Teachers rarely have enough time to reflect; after all, the days keep on coming, and our students need us to be present, not worrying about yesterday or tomorrow. However, research has proven, time and again, that accomplished teachers who are successfully reaching students on a daily basis, and not just incidentally, are reflective about their practice. Despite all we know, it is sometimes difficult to take the time to reflect and revise what we do. Share My Lesson has provided a way for me to curate my own lessons, not only allowing me to share what I’m doing in my own little corner of the world, but also providing a platform for reflection.
Through the years, I’ve uploaded a few hundred resources, and I’ve just started the process of aligning them all to learning standards on the platform (click here for an example). At first, I uploaded them as a means of parking my lessons in cyberspace for other teachers to use. This is ultimately the intent of SML, but I’ve come to see it another way. Now, when I post a lesson, I take it as an opportunity to reflect on the lesson, align it to standards more formally and specifically than I’d do just for myself, and tweak the lesson for both myself and the teachers who will use it. For example, this spring I tried out a new mini-unit on social justice issues using the movie “Zootopia.” I blogged about the experience here, as well. The combination of posting a lesson and blogging is just about the best reflective practice I’ve discovered! For example, as I reflected on this unit, I realized how much more powerful it would be to use this unit earlier in the school year, before I do my Outsiders unit, which itself takes on quite a few social issues. By frontloading the year with overt instruction through the “Zootopia” mini-unit, my students will be ready for higher-order conversations about socio-economic disparity.

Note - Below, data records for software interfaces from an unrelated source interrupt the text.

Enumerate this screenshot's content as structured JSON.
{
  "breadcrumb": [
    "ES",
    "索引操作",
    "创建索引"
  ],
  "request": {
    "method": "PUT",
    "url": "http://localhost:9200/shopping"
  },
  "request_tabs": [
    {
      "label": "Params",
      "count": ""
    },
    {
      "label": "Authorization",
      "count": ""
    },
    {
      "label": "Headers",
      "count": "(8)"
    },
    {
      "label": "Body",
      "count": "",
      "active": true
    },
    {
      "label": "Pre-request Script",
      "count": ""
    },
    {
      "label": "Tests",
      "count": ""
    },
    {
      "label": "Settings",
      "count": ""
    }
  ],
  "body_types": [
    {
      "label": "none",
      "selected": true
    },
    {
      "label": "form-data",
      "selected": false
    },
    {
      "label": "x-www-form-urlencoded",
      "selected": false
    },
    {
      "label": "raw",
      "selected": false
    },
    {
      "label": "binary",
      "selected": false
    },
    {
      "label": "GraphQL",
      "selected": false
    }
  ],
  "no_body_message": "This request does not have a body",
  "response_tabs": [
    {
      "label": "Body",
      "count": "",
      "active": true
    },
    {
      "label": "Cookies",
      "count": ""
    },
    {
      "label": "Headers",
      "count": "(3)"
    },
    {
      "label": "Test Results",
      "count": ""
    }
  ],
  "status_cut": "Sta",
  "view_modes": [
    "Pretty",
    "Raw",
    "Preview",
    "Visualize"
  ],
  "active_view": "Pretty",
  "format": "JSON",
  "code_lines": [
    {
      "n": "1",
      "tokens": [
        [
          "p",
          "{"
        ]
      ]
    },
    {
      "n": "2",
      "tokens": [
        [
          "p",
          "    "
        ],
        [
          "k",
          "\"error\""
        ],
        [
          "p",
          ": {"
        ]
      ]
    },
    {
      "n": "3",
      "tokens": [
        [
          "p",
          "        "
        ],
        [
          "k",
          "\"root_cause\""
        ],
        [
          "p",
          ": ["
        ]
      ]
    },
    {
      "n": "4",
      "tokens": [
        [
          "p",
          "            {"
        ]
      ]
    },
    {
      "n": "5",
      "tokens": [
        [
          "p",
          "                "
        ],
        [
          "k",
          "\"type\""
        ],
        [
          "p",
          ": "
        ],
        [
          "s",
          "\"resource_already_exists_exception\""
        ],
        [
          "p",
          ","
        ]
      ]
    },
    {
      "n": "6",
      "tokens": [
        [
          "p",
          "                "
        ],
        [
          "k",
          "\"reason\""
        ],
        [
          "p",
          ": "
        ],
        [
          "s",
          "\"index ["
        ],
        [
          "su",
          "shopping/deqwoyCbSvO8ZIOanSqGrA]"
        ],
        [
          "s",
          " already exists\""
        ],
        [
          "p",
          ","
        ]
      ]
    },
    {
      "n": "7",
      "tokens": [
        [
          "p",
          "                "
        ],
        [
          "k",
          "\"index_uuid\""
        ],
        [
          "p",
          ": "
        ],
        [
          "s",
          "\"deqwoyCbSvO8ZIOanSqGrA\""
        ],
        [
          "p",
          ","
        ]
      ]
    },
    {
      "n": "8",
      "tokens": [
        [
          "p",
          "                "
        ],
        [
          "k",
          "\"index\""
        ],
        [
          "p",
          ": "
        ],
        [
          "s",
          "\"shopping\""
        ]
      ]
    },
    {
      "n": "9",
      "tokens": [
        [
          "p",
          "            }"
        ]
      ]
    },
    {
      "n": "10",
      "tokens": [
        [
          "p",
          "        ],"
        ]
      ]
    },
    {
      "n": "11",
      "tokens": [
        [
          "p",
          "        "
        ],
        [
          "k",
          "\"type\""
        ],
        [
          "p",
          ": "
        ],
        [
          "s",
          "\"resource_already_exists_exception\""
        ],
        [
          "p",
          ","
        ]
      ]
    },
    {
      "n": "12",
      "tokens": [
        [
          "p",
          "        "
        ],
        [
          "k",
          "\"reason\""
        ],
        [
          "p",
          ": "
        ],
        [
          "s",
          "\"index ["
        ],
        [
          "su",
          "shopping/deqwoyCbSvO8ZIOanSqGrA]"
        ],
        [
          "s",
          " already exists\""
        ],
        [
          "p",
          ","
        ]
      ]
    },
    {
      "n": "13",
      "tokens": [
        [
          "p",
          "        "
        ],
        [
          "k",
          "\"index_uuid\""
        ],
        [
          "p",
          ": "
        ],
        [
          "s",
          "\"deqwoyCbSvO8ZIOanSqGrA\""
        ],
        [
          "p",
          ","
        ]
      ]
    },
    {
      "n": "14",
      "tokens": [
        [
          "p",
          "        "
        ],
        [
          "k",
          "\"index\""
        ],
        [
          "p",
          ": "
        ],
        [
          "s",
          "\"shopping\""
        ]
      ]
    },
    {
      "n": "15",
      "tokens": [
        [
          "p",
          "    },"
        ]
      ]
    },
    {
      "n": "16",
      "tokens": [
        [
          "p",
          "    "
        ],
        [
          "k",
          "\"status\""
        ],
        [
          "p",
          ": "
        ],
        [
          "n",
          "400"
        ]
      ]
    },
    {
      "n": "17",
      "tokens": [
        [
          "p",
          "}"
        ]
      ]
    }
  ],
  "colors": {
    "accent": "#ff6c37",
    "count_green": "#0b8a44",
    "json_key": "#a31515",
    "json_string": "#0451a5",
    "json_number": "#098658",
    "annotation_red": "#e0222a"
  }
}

The combination of blogging and uploading resources for my own reflective professional development is clear in my apparent flip-flop on authentic learning that happens in these two blogs. The first describes how I withheld pre-teaching as a means to allow authentic discovery. The second rethinks this proposition when many of my students were deeply interested in the historical context of the novel (which I never taught). What I discovered, again through sharing my practice via SML, is that there are many ways to approach a lesson, and from year to year, and certainly from teacher to teacher, the lesson can look very different yet still be effective.
If you haven’t yet, consider uploading to Share My Lesson—and not just for the altruistic reasons that might first present themselves, though the feel-good factor when someone emails me a question or comments is pretty awesome. Instead, use the experience to reflect by curating your lessons. When you know others are looking at which standards you apply, when you know that someone else will be using your resource, you plan a little better and work harder to be clear. It is a magnifying glass that you can turn upon yourself, a way to look at the microcosm of your classroom. Then, when you are ready to pan out and share with the world, you’ll be the better for it, and in turn, your students will benefit. What more can we ask from a professional development experience than for it to be free, effective and all possible from your backyard?